Shane Brolly (24), from Dungiven, pleaded guilty to a long list of charges, including five first-degree felonies, before Judge Jeffrey Finley in Bucks County Court on Thursday.
Brolly faces a potential maximum sentence of 20 years on each of the five felonies alone.
However, sentencing has been deferred until a pre-sentencing report is completed.
An earlier court heard how Brolly accelerated more than 70 miles per hour before slamming into a 2019 Mazda CX5 carrying four Neshaminy High students, pushing it 50 feet back.
The girls – known as the Neshaminy Four – were seriously injured and taken to hospital. Brolly, along with his passenger who also suffered serious injuries.
The victims were all 17 and students at Neshaminy High School when the accident occurred.
Three of the four teens and their families attended the hearing, but did not speak in court.
They will be able to offer victim impact statements at his sentencing.
Julia Aquilone was driving the car Brolly struck and was the most seriously injured.
She said she felt "a little overwhelmed" at hearing the details of the accident repeated in court.
She recently underwent another surgery for the injuries she suffered, and plans to speak at sentencing.
Following the accident, community members organized multiple fundraisers for the families including a GoFundMe campaign started by a Northampton couple who helped rescue the girls that raised more than $150,000 toward the families' medical expenses.
Brolly, a Philadelphia resident, faced 16 felony charges plus misdemeanors and summary offenses resulting from the March 2021 accident.
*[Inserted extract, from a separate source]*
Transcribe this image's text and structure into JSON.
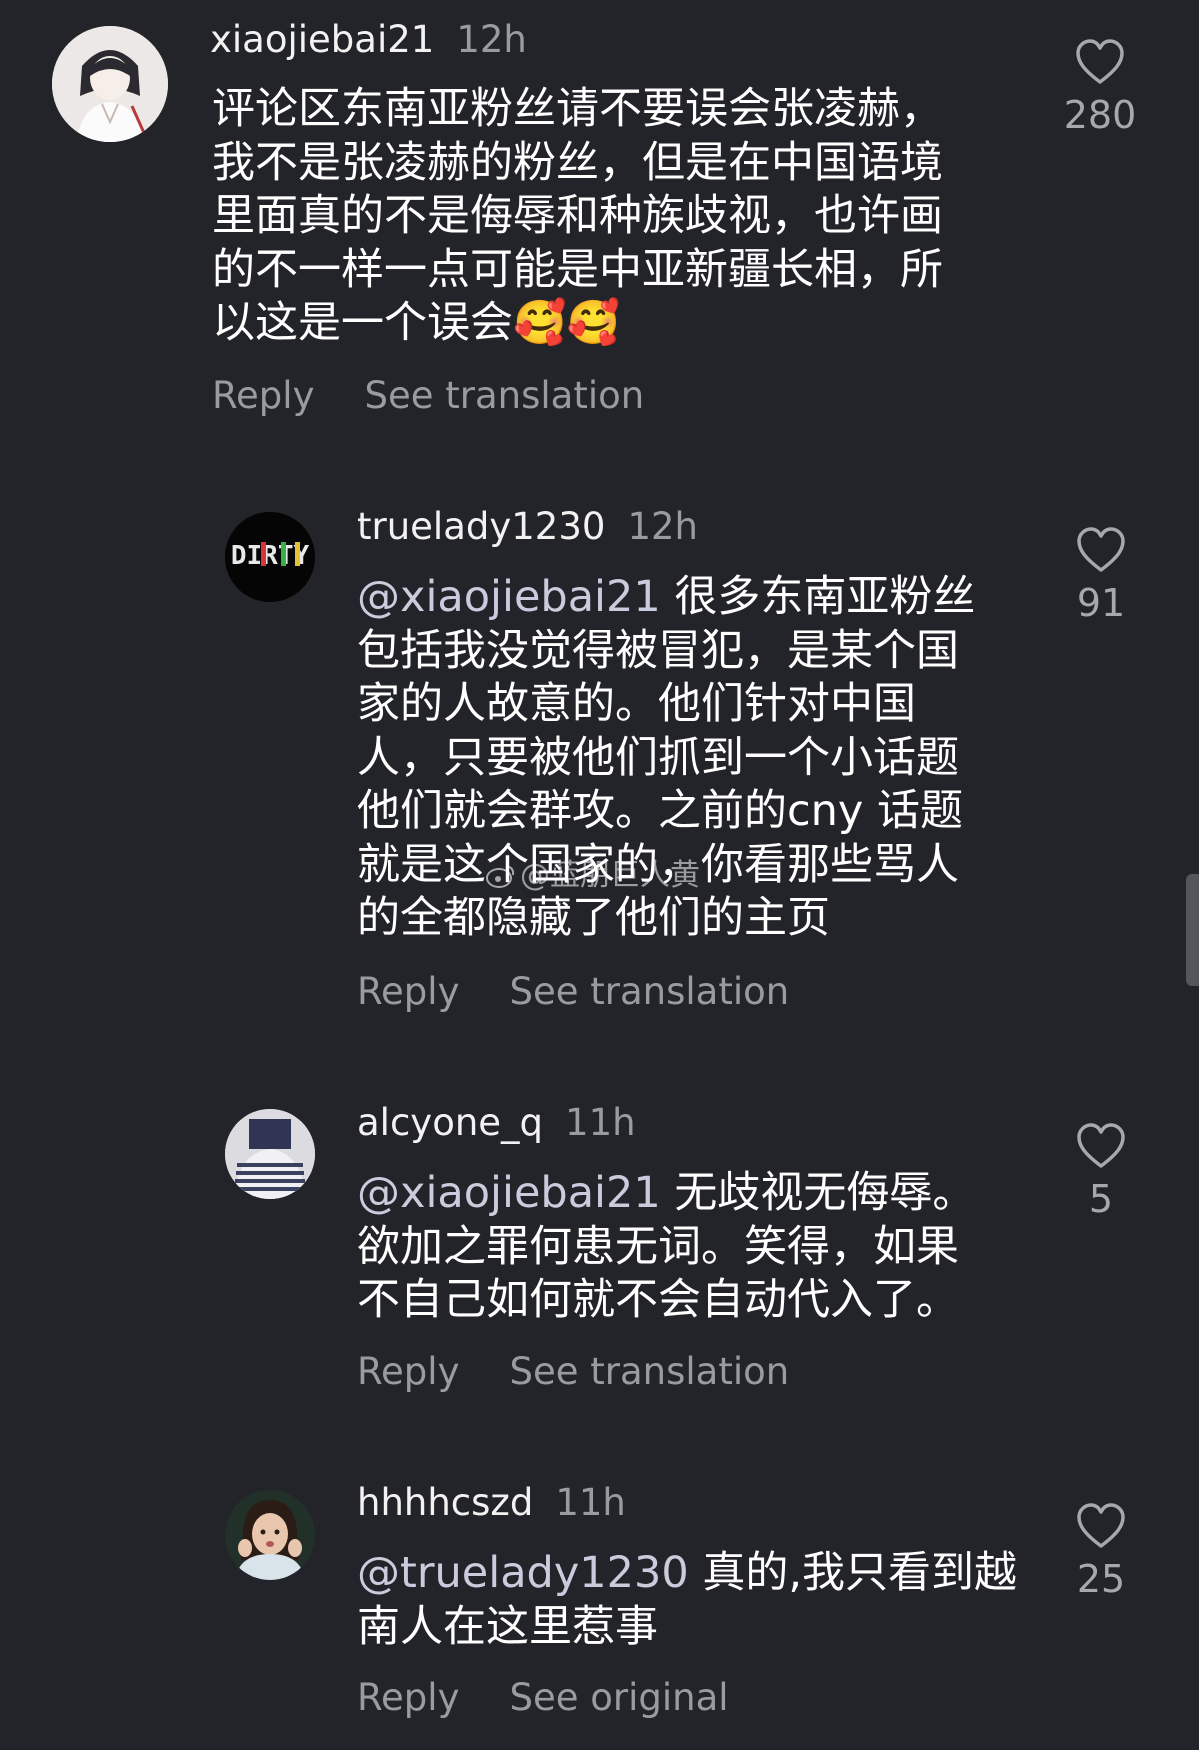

He remains in Bucks County jail in lieu of 10% of $975,000 bail, which was originally set at $10 million.
Brolly was illegally living in the United States on an expired work visa when, while intoxicated and speeding, he attempted to illegally pass another northbound car on Bridgetown Pike in Northampton and struck a southbound 2019 Mazda CX5 carrying the teens.
Three passengers in the car Brolly attempted to pass were not injured.
Toxicology tests results found Brolly had a blood alcohol content of .21, more than twice the legal limit for driving in Pennsylvania.
At his preliminary hearing last year, where all charges against him were held for trial, Brolly’s injured passenger testified that he and Brolly had been drinking alcoholic beverages for at least six hours and Brolly had struck a parked car while driving to the last bar before the accident.
His passenger had earlier testified that Brolly collected him in his cousin’s red pickup truck at around 4pm the day of the accident.
They picked up a case of White Claw seltzer each along with some Natural Light beers before driving to a golf range where they consumed some of the beverages, he said.
After this, they headed to a bar in downtown Philadelphia and consumed one drink each before driving to a northeast Philadelphia bar at around 8pm, where they continued drinking.
Witness Tiffany Zaborwski, who was in the same bar that evening, testified that she did not know Brolly but had noticed that he was drunk and asked him and his friends not to drive.
“You could tell he was drunk,” she said.
Police witnesses testified that Brolly had a blood alcohol content of 2.1 when he crashed into the car the girls were travelling in just after 10pm.
Authorities allege that open and unopened alcoholic beverages were found in Brolly’s truck the night of the accident and that he smelled strongly of alcohol.
The posted speed limit in that section of Bridgetown Pike is 45 mph, but an accident reconstruction expert testified that five seconds before impact Brolly’s borrowed pickup truck accelerated from 57 to 70 mph and there was no evidence he applied the brakes.
The Mazda was traveling at 40 mph and the teen driver applied the brakes two seconds before the airbags deployed, the expert testified.